Dr. Joseph I. Shevenell, an Anne Arundel County dentist whose method of keeping jittery patients calm while wielding his drill and other dental tools was to sing to them, died in his sleep Sunday at his Annapolis home. He was 74.
While other dentists soothed anxious patients with Muzak or chatter, Dr. Shevenell employed a more novel technique. In a steady, firm baritone, he sang, whistled or hummed songs from a vast repertoire of popular music he had memorized.
"He liked Broadway tunes and would even sing Christmas carols in July. He started singing to children and then sang to their parents. He enjoyed his work and he enjoyed singing," said his daughter, Dr. Marlene J. Shevenell, also an Annapolis dentist. "One patient asked him to record his songs so when he retired, she could take it to her new dentist."
"Well, I loved it and I've been working here 45 years," said Ann Z. Hayes, a hygienist who began working for him in his dental office at 101 Ridgely Ave. while a high school student. "It became a big thing with the patients. He'd do a whole medley of songs. It was so funny."
Dr. Shevenell was born and raised in Saco, Maine, and earned a bachelor's degree in biology in 1947 from St. Michael's College in Burlington, Vt. After serving in the Army at a medical laboratory at Edgewood Arsenal, he enrolled in dental school at the University of Maryland and graduated from there in 1957 with scholastic honors.
He began practicing in Annapolis with Dr. Victor Leocha and in 1972 established a practice in west Annapolis.
"He took care of three or four generations of patients from the same family. He was a kind, caring and a great dentist. That's why patients stayed and why we wanted to work with him all those years," Mrs. Hayes said.

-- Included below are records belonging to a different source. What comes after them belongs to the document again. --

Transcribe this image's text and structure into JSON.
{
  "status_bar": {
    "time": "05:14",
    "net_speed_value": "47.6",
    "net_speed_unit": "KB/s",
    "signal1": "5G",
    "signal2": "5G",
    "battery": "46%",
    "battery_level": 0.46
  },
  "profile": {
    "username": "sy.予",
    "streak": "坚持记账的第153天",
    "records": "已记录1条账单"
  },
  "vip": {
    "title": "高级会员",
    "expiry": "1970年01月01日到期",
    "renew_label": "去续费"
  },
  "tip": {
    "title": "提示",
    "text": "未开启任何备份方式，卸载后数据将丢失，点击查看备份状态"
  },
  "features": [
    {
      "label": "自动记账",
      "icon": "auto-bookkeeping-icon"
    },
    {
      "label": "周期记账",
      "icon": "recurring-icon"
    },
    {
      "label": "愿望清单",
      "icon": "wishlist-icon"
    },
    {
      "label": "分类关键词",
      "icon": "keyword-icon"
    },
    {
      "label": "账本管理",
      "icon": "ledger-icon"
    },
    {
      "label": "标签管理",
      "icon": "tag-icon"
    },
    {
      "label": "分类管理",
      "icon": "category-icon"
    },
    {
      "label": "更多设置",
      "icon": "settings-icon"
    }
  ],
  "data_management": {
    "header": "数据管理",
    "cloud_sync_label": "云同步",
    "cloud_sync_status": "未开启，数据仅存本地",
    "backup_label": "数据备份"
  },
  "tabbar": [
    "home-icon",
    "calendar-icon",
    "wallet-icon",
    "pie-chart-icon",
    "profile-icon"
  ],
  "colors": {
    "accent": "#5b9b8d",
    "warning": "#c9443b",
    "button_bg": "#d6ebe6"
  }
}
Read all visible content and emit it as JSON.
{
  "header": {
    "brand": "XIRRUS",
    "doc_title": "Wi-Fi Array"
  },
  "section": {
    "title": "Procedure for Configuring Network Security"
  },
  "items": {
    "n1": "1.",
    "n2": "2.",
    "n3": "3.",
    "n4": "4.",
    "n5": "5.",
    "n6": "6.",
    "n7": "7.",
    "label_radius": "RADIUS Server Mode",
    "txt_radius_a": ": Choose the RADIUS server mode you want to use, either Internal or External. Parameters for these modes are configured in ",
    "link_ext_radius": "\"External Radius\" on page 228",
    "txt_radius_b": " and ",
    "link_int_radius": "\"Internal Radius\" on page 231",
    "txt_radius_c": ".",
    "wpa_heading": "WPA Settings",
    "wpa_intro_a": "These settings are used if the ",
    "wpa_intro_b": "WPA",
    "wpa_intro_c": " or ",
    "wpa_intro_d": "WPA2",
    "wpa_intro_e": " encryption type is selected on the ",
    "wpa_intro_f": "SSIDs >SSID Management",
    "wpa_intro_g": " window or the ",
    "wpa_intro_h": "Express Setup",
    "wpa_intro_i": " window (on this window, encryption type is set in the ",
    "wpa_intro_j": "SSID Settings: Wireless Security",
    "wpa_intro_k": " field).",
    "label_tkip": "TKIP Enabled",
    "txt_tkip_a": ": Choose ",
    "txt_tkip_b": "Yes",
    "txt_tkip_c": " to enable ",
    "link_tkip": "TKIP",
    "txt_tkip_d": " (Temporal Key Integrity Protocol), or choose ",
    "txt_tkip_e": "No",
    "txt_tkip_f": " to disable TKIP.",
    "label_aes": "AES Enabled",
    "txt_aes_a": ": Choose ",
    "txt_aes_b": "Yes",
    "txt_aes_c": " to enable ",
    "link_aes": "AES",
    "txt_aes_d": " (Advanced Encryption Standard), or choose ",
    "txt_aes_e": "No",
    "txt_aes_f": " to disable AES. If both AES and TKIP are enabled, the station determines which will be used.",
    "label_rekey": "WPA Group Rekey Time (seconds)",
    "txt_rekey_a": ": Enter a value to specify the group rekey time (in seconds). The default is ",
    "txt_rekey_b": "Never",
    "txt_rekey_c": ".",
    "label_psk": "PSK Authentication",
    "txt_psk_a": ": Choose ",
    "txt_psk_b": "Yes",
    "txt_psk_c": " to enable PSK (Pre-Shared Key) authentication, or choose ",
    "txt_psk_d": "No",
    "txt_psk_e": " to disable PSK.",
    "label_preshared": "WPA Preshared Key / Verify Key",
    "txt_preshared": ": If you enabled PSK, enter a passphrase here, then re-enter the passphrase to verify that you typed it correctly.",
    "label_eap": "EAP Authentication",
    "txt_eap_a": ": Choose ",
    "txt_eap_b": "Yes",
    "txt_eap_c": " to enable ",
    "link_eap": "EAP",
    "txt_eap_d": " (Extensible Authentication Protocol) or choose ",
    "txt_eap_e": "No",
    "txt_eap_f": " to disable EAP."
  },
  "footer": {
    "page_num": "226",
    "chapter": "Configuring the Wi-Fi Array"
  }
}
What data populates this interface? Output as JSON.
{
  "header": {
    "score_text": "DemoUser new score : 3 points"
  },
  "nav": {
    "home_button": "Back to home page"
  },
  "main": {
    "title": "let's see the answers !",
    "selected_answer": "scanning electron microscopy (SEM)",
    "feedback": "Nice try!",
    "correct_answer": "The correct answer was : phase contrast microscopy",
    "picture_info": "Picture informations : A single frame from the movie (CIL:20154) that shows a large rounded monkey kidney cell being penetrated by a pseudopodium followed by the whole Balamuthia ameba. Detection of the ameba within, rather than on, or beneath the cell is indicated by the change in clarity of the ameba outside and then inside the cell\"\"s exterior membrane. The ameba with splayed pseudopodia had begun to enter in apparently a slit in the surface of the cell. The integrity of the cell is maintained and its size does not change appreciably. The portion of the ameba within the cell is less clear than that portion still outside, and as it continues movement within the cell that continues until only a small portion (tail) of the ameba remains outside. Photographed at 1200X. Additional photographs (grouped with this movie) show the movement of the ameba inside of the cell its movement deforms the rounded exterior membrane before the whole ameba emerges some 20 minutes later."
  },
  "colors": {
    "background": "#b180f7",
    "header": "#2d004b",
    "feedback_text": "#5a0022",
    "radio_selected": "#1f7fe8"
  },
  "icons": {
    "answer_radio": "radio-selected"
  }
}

"I moved here from Altoona, Pa., in 1962 and he was recommended to us. He became like a brother to me," said Abraham S. Brown, whose family members remained patients until Dr. Shevenell retired in 2001. "One Sunday afternoon my grandmother was visiting and had a problem with her bridge. She was told if they ever broke them, they couldn't be repaired. We called Joe, he fixed them that afternoon, and they lasted until her death several years later."
Dr. Shevenell also volunteered much time and energy to various dental organizations. For more than 20 years, he was a participating member of Donated Dental Service Program, which provided dental care for the needy. "He'd take care of the elderly and the clergy and never think of sending a bill," his daughter said.
Dr. Shevenell had held positions with many dental organizations, including the Maryland Dental Services Corp., American Dental Association, Maryland State Dental Association and the Anne Arundel County Dental Association.
As a scoutmaster for Boy Scout Troop 366, 13 of the boys attained the rank of Eagle Scout. He also was a former member of the Annapolis Planning and Zoning Commission.
Dr. Shevenell also was a longtime active member of the Admiral Heights Improvement Association, and the Elks and Lions Club. He enjoyed wood carving, hunting and fishing. For many years, he traveled to Alaska to go salmon fishing.
A memorial Mass will be offered today at St. Mary Roman Catholic Church, 109 Duke of Gloucester St., Annapolis.
In addition to his daughter, Dr. Shevenell is survived by his wife of 52 years, the former Jane Cooke; two sons, Joseph R. Shevenell and Michael J. Shevenell, both of Annapolis; and five grandchildren.